### What you should do:
Exactly repeat all the records below, omitting the images they hold.

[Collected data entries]

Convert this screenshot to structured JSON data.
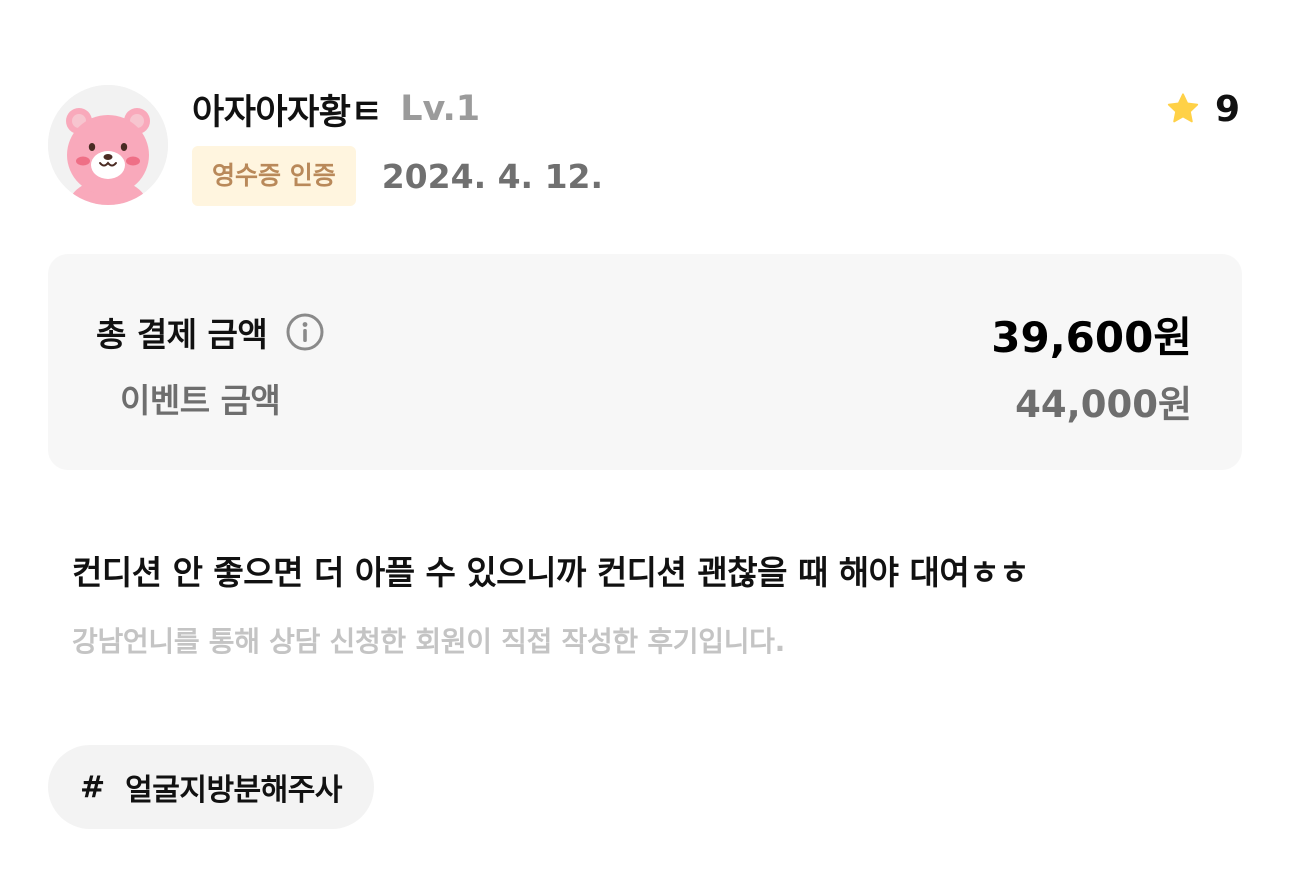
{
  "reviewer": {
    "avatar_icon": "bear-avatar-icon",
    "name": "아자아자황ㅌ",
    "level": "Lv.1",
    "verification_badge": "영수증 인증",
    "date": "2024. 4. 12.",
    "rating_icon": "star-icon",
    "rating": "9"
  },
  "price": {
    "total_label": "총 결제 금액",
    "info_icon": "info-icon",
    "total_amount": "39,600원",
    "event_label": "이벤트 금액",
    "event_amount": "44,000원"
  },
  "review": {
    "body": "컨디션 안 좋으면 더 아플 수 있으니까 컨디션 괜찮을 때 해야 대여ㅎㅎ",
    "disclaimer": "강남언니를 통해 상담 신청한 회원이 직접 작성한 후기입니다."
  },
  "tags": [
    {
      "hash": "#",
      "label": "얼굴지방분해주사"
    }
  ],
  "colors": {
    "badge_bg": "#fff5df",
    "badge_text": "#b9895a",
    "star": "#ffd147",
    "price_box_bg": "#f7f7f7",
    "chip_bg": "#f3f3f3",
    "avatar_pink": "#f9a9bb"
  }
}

### Solution to the problem:
Convert this screenshot to structured JSON data.
{
  "reviewer": {
    "avatar_icon": "bear-avatar-icon",
    "name": "아자아자황ㅌ",
    "level": "Lv.1",
    "verification_badge": "영수증 인증",
    "date": "2024. 4. 12.",
    "rating_icon": "star-icon",
    "rating": "9"
  },
  "price": {
    "total_label": "총 결제 금액",
    "info_icon": "info-icon",
    "total_amount": "39,600원",
    "event_label": "이벤트 금액",
    "event_amount": "44,000원"
  },
  "review": {
    "body": "컨디션 안 좋으면 더 아플 수 있으니까 컨디션 괜찮을 때 해야 대여ㅎㅎ",
    "disclaimer": "강남언니를 통해 상담 신청한 회원이 직접 작성한 후기입니다."
  },
  "tags": [
    {
      "hash": "#",
      "label": "얼굴지방분해주사"
    }
  ],
  "colors": {
    "badge_bg": "#fff5df",
    "badge_text": "#b9895a",
    "star": "#ffd147",
    "price_box_bg": "#f7f7f7",
    "chip_bg": "#f3f3f3",
    "avatar_pink": "#f9a9bb"
  }
}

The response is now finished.